> [Exercise]
Show me each line of the listing below where the word "watermark" appears.

> [Data records]
———
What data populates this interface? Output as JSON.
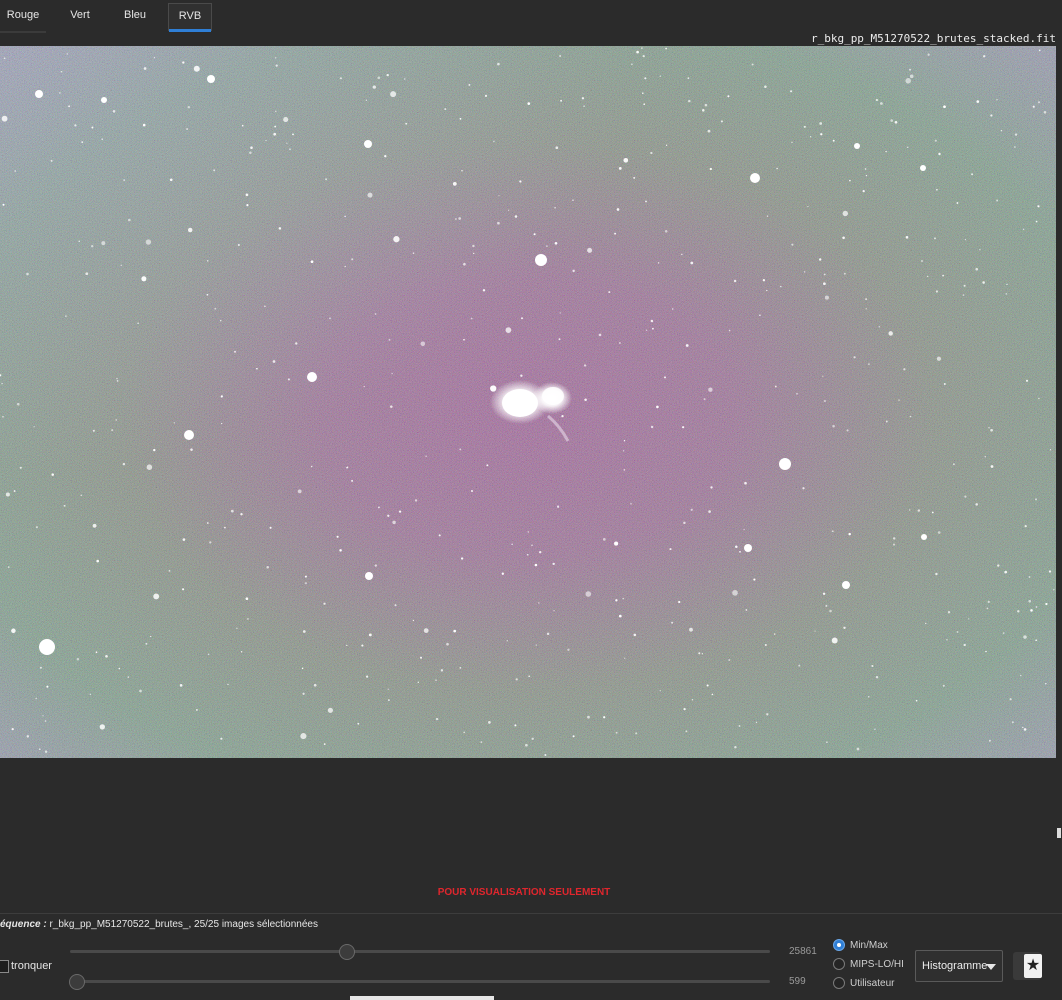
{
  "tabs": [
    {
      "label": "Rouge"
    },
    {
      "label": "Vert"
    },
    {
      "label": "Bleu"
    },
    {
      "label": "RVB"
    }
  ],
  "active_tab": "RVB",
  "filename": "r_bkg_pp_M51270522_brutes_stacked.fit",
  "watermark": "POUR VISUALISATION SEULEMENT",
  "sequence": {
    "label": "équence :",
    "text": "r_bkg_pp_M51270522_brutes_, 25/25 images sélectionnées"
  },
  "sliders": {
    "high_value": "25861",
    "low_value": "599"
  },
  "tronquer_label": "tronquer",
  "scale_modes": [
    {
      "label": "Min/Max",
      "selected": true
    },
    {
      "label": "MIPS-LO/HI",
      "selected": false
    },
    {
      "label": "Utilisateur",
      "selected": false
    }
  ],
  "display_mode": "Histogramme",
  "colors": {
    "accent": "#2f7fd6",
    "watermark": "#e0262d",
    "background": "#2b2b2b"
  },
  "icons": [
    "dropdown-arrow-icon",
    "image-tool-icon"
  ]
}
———
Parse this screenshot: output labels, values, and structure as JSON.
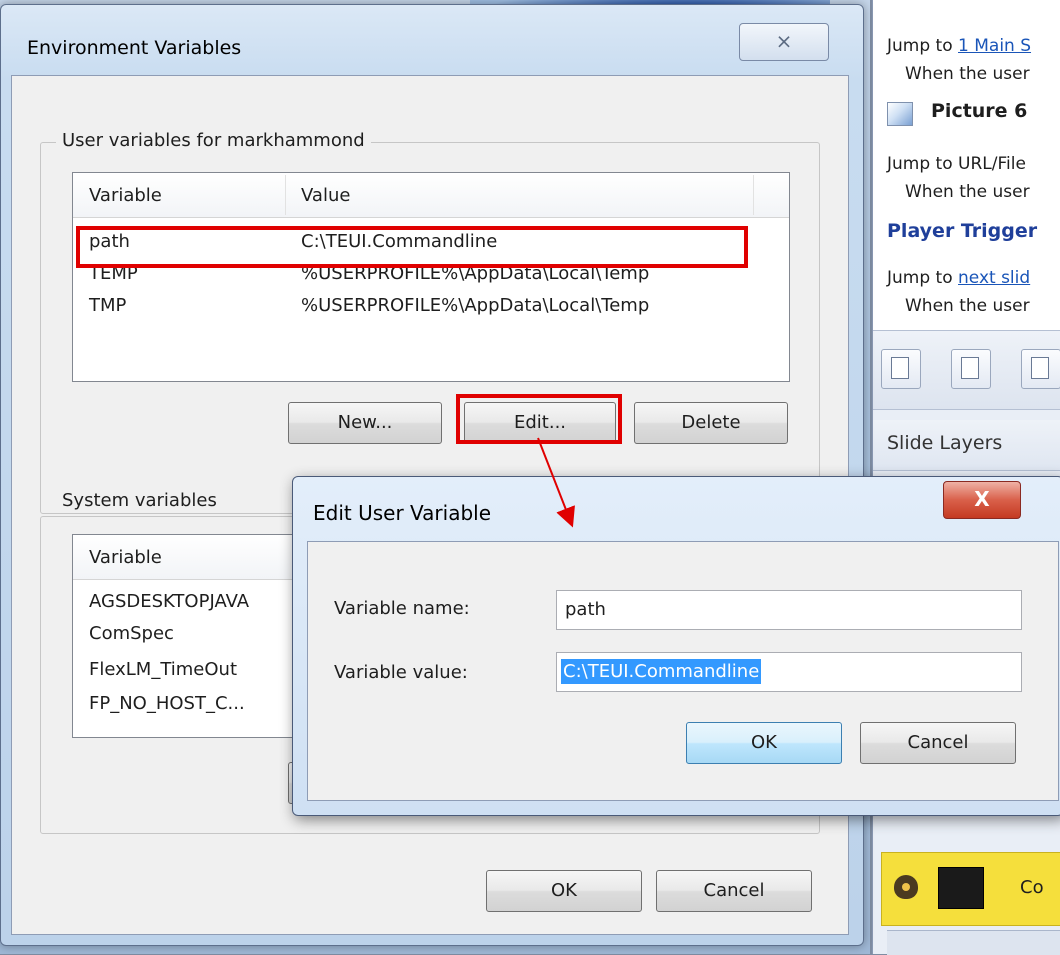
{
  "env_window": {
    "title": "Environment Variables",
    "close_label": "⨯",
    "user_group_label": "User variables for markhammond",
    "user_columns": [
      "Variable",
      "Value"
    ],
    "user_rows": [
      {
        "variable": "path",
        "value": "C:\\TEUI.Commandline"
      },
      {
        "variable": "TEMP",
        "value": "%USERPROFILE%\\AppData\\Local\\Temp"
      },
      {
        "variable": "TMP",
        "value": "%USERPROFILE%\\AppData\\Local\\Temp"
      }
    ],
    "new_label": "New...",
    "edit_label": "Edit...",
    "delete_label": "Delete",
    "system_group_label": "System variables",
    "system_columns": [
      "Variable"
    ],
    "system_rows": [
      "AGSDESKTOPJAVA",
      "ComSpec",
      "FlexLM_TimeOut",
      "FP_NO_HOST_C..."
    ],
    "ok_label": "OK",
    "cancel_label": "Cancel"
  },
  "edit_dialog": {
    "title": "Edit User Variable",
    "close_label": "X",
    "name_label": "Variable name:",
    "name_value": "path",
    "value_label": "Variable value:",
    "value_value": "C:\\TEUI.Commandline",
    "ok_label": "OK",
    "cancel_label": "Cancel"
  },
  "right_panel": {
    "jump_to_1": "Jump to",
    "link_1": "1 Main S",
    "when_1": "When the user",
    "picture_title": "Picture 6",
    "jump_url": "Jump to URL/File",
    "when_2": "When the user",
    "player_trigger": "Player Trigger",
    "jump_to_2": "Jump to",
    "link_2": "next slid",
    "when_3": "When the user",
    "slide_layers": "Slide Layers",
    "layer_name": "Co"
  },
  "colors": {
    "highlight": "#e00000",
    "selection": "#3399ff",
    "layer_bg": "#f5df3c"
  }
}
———
> [Task result]
  "watermark": "POUR VISUALISATION SEULEMENT",
    "watermark": "#e0262d",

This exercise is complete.